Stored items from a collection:
+++++
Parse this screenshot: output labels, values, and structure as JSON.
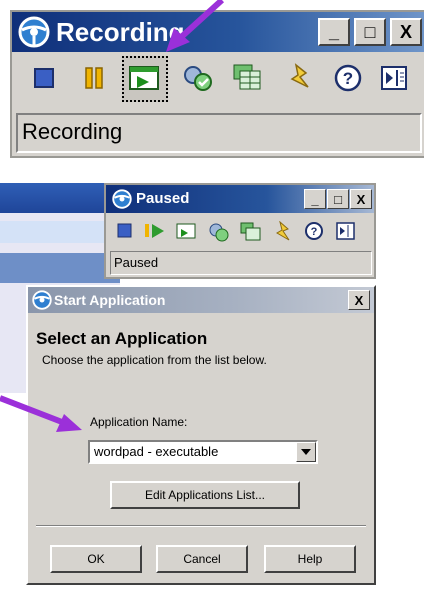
{
  "recorder": {
    "title": "Recording",
    "status": "Recording",
    "window_buttons": {
      "minimize": "_",
      "maximize": "□",
      "close": "X"
    }
  },
  "paused": {
    "title": "Paused",
    "status": "Paused",
    "window_buttons": {
      "minimize": "_",
      "maximize": "□",
      "close": "X"
    }
  },
  "dialog": {
    "title": "Start Application",
    "close": "X",
    "heading": "Select an Application",
    "subtitle": "Choose the application from the list below.",
    "app_name_label": "Application Name:",
    "selected_app": "wordpad - executable",
    "edit_button": "Edit Applications List...",
    "ok_button": "OK",
    "cancel_button": "Cancel",
    "help_button": "Help"
  },
  "colors": {
    "arrow": "#9b30d9",
    "titlebar_dark": "#0f2f7a",
    "face": "#d6d3ce"
  }
}
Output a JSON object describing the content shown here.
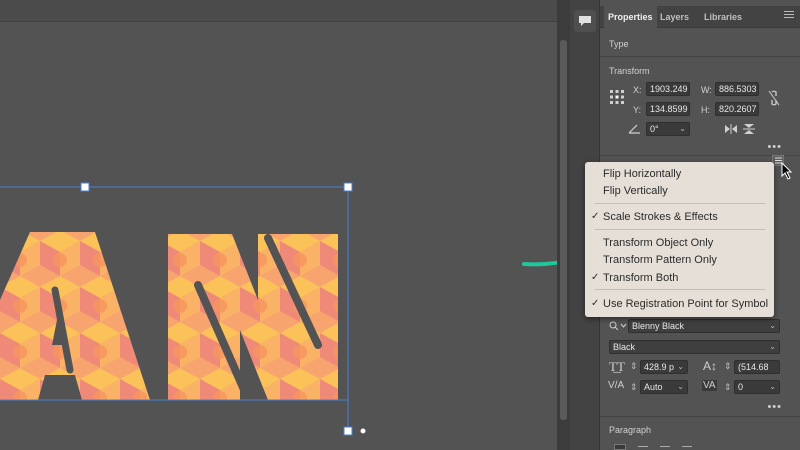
{
  "panel": {
    "tabs": [
      {
        "label": "Properties"
      },
      {
        "label": "Layers"
      },
      {
        "label": "Libraries"
      }
    ],
    "type_section": "Type",
    "transform": {
      "title": "Transform",
      "x_label": "X:",
      "x_value": "1903.249",
      "y_label": "Y:",
      "y_value": "134.8599",
      "w_label": "W:",
      "w_value": "886.5303",
      "h_label": "H:",
      "h_value": "820.2607",
      "angle_value": "0°"
    },
    "more_dots": "•••",
    "character": {
      "font_family": "Blenny Black",
      "font_style": "Black",
      "size_value": "428.9 p",
      "leading_value": "(514.68",
      "kerning_value": "Auto",
      "tracking_value": "0"
    },
    "paragraph_title": "Paragraph"
  },
  "menu": {
    "items": [
      {
        "label": "Flip Horizontally",
        "checked": false
      },
      {
        "label": "Flip Vertically",
        "checked": false
      },
      {
        "label": "Scale Strokes & Effects",
        "checked": true
      },
      {
        "label": "Transform Object Only",
        "checked": false
      },
      {
        "label": "Transform Pattern Only",
        "checked": false
      },
      {
        "label": "Transform Both",
        "checked": true
      },
      {
        "label": "Use Registration Point for Symbol",
        "checked": true
      }
    ],
    "check_glyph": "✓"
  },
  "colors": {
    "canvas_bg": "#535353",
    "pattern_coral": "#f08a78",
    "pattern_yellow": "#fbc25a",
    "pattern_peach": "#f7a46f",
    "selection": "#4a7fd6",
    "annotation_arrow": "#1fc79a",
    "menu_bg": "#e5dfd8"
  },
  "icons": {
    "comment": "comment-icon",
    "panel_menu": "hamburger-icon",
    "reference_point": "reference-point-icon",
    "link": "constrain-proportions-icon",
    "flip_h": "flip-horizontal-icon",
    "flip_v": "flip-vertical-icon",
    "angle": "rotate-angle-icon",
    "font_size": "font-size-icon",
    "leading": "leading-icon",
    "kerning": "kerning-icon",
    "tracking": "tracking-icon",
    "cursor": "mouse-pointer-icon",
    "arrow": "green-annotation-arrow-icon"
  }
}
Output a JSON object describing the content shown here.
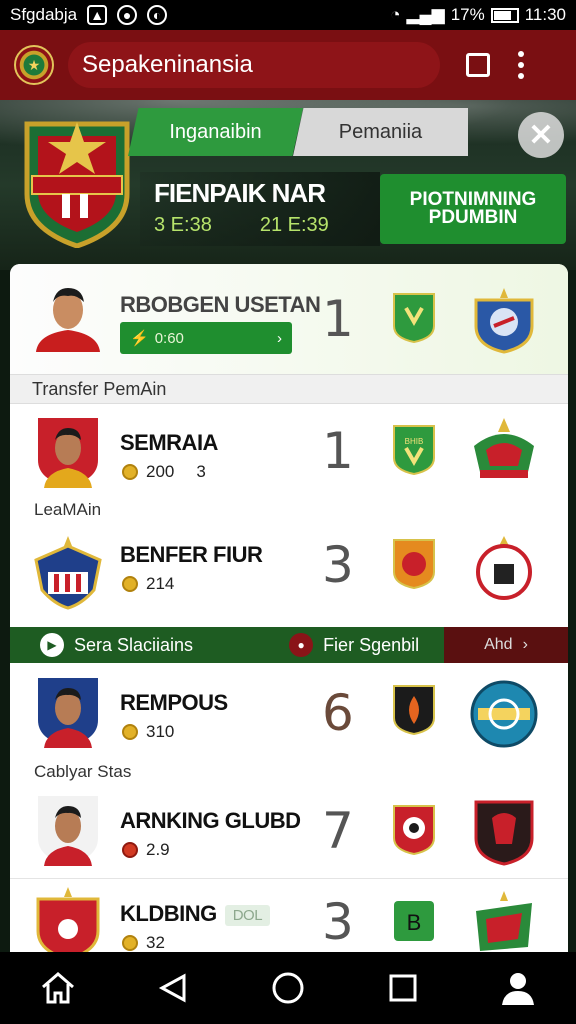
{
  "status_bar": {
    "carrier": "Sfgdabja",
    "battery": "17%",
    "time": "11:30"
  },
  "app_bar": {
    "title": "Sepakeninansia"
  },
  "hero": {
    "tabs": [
      {
        "label": "Inganaibin",
        "active": true
      },
      {
        "label": "Pemaniia",
        "active": false
      }
    ],
    "match_title": "FIENPAIK NAR",
    "times": [
      "3 E:38",
      "21 E:39"
    ],
    "cta": "PIOTNIMNING PDUMBIN"
  },
  "rows": [
    {
      "name": "RBOBGEN USETAN",
      "chip_value": "0:60",
      "rank": "1"
    },
    {
      "name": "SEMRAIA",
      "meta_a": "200",
      "meta_b": "3",
      "rank": "1"
    },
    {
      "name": "BENFER FIUR",
      "meta_a": "214",
      "rank": "3"
    },
    {
      "name": "REMPOUS",
      "meta_a": "310",
      "rank": "6"
    },
    {
      "name": "ARNKING GLUBD",
      "meta_a": "2.9",
      "rank": "7"
    },
    {
      "name": "KLDBING",
      "tag": "DOL",
      "meta_a": "32",
      "rank": "3"
    }
  ],
  "labels": {
    "section_transfer": "Transfer PemAin",
    "sub_a": "LeaMAin",
    "sub_b": "Cablyar Stas"
  },
  "filter_bar": {
    "item1": "Sera Slaciiains",
    "item2": "Fier Sgenbil",
    "item3": "Ahd"
  },
  "colors": {
    "primary_red": "#7a0f12",
    "accent_green": "#1f8e2f"
  }
}
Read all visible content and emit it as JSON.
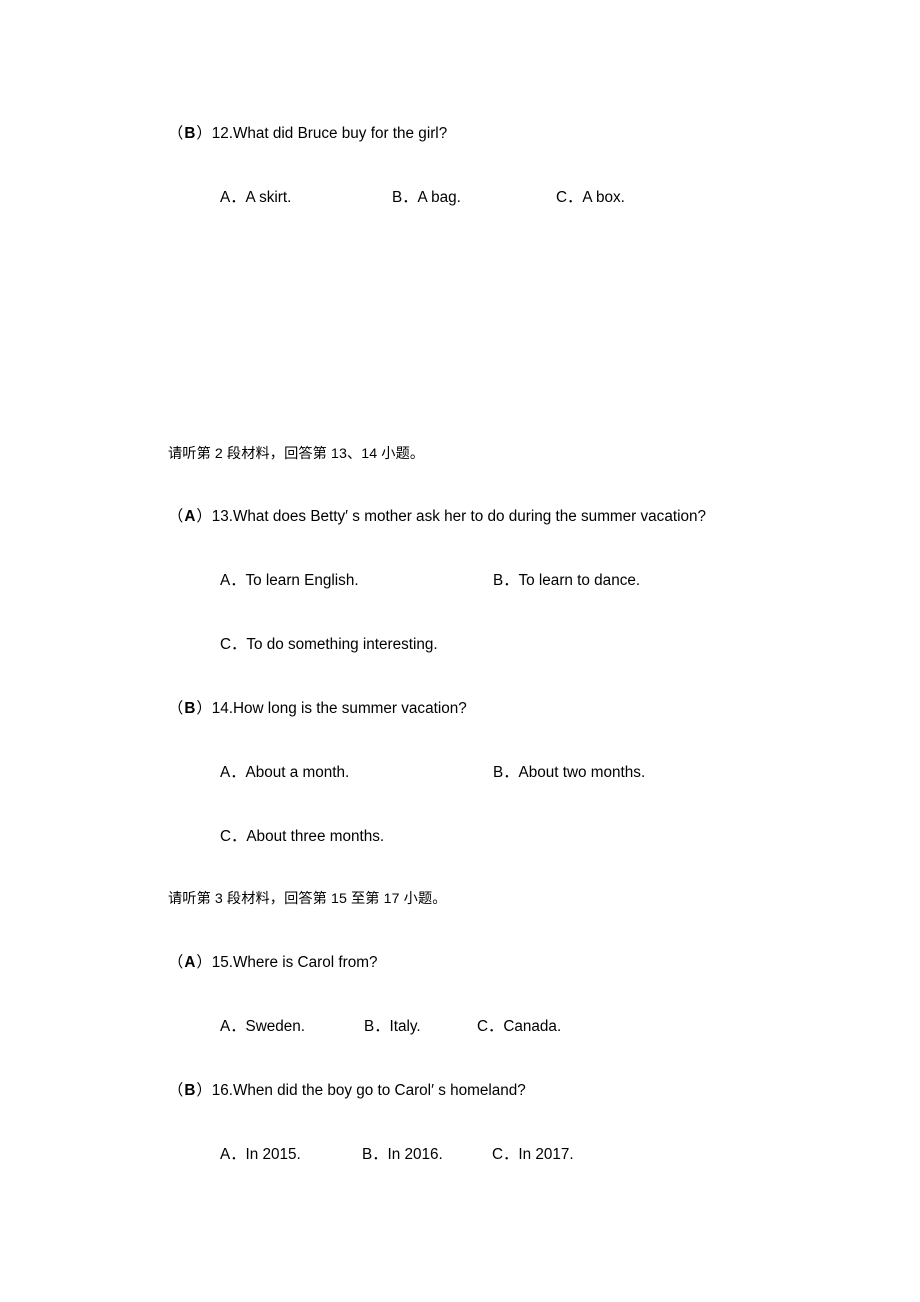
{
  "document": {
    "type": "listening-comprehension-worksheet",
    "language": "zh-CN / en",
    "background_color": "#ffffff",
    "text_color": "#000000"
  },
  "questions": [
    {
      "id": "q12",
      "marker_open": "（",
      "answer": "B",
      "marker_close": "）",
      "number": "12.",
      "stem": "What did Bruce buy for the girl?",
      "options": [
        {
          "label": "A．",
          "text": "A skirt."
        },
        {
          "label": "B．",
          "text": "A bag."
        },
        {
          "label": "C．",
          "text": "A box."
        }
      ]
    },
    {
      "id": "q13",
      "marker_open": "（",
      "answer": "A",
      "marker_close": "）",
      "number": "13.",
      "stem": "What does Betty′ s mother ask her to do during the summer vacation?",
      "options": [
        {
          "label": "A．",
          "text": "To learn English."
        },
        {
          "label": "B．",
          "text": "To learn to dance."
        },
        {
          "label": "C．",
          "text": "To do something interesting."
        }
      ]
    },
    {
      "id": "q14",
      "marker_open": "（",
      "answer": "B",
      "marker_close": "）",
      "number": "14.",
      "stem": "How long is the summer vacation?",
      "options": [
        {
          "label": "A．",
          "text": "About a month."
        },
        {
          "label": "B．",
          "text": "About two months."
        },
        {
          "label": "C．",
          "text": "About three months."
        }
      ]
    },
    {
      "id": "q15",
      "marker_open": "（",
      "answer": "A",
      "marker_close": "）",
      "number": "15.",
      "stem": "Where is Carol from?",
      "options": [
        {
          "label": "A．",
          "text": "Sweden."
        },
        {
          "label": "B．",
          "text": "Italy."
        },
        {
          "label": "C．",
          "text": "Canada."
        }
      ]
    },
    {
      "id": "q16",
      "marker_open": "（",
      "answer": "B",
      "marker_close": "）",
      "number": "16.",
      "stem": "When did the boy go to Carol′ s homeland?",
      "options": [
        {
          "label": "A．",
          "text": "In 2015."
        },
        {
          "label": "B．",
          "text": "In 2016."
        },
        {
          "label": "C．",
          "text": "In 2017."
        }
      ]
    }
  ],
  "sections": [
    {
      "id": "section2",
      "text": "请听第 2 段材料，回答第 13、14 小题。"
    },
    {
      "id": "section3",
      "text": "请听第 3 段材料，回答第 15 至第 17 小题。"
    }
  ]
}
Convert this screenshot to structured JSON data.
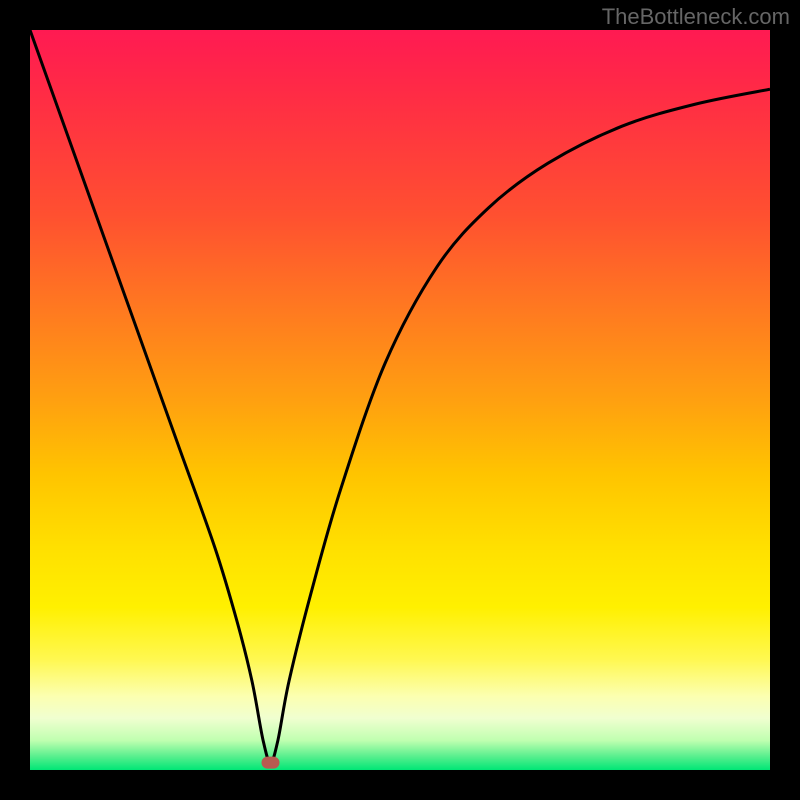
{
  "watermark": "TheBottleneck.com",
  "chart_data": {
    "type": "line",
    "title": "",
    "xlabel": "",
    "ylabel": "",
    "xlim": [
      0,
      100
    ],
    "ylim": [
      0,
      100
    ],
    "series": [
      {
        "name": "bottleneck-curve",
        "x": [
          0,
          5,
          10,
          15,
          20,
          25,
          28,
          30,
          31.5,
          32.5,
          33.5,
          35,
          38,
          42,
          48,
          55,
          62,
          70,
          80,
          90,
          100
        ],
        "y": [
          100,
          86,
          72,
          58,
          44,
          30,
          20,
          12,
          4,
          1,
          4,
          12,
          24,
          38,
          55,
          68,
          76,
          82,
          87,
          90,
          92
        ]
      }
    ],
    "marker": {
      "x": 32.5,
      "y": 1
    },
    "background_gradient": {
      "stops": [
        {
          "pos": 0,
          "color": "#ff1a52"
        },
        {
          "pos": 50,
          "color": "#ffa010"
        },
        {
          "pos": 78,
          "color": "#fff000"
        },
        {
          "pos": 100,
          "color": "#00e676"
        }
      ]
    }
  }
}
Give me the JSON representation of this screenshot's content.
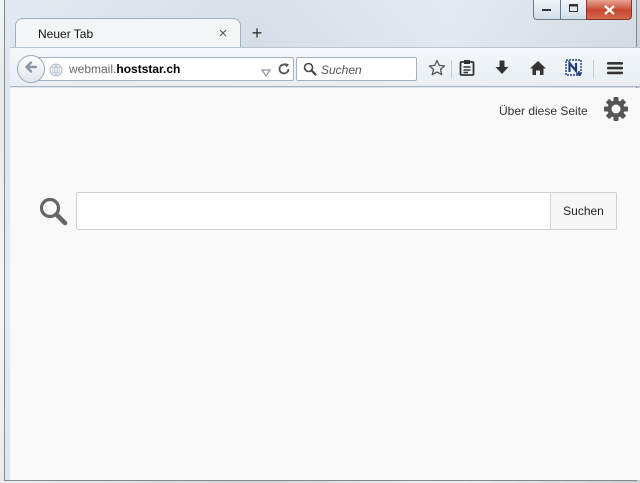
{
  "window": {
    "minimize_icon": "minimize-icon",
    "maximize_icon": "maximize-icon",
    "close_icon": "close-icon"
  },
  "tabs": [
    {
      "title": "Neuer Tab",
      "close_glyph": "×"
    }
  ],
  "new_tab_glyph": "+",
  "navbar": {
    "url_prefix": "webmail.",
    "url_host": "hoststar.ch",
    "search_placeholder": "Suchen",
    "icons": [
      "back-icon",
      "globe-icon",
      "dropdown-icon",
      "reload-icon",
      "search-icon",
      "bookmark-star-icon",
      "reading-list-icon",
      "download-icon",
      "home-icon",
      "extension-n-icon",
      "menu-icon"
    ]
  },
  "content": {
    "about_link": "Über diese Seite",
    "search_value": "",
    "search_button": "Suchen"
  },
  "colors": {
    "close_button": "#c7472e",
    "content_bg": "#f9f9f9"
  }
}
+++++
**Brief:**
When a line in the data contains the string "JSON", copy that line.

**Reply to the task:**
Parse this screenshot: output labels, values, and structure as JSON.
Output a JSON object describing the content shown here.
Output a JSON object describing the content shown here.
Read all visible content and emit it as JSON.
Convert this screenshot to structured JSON data.
Give me the JSON representation of this screenshot's content.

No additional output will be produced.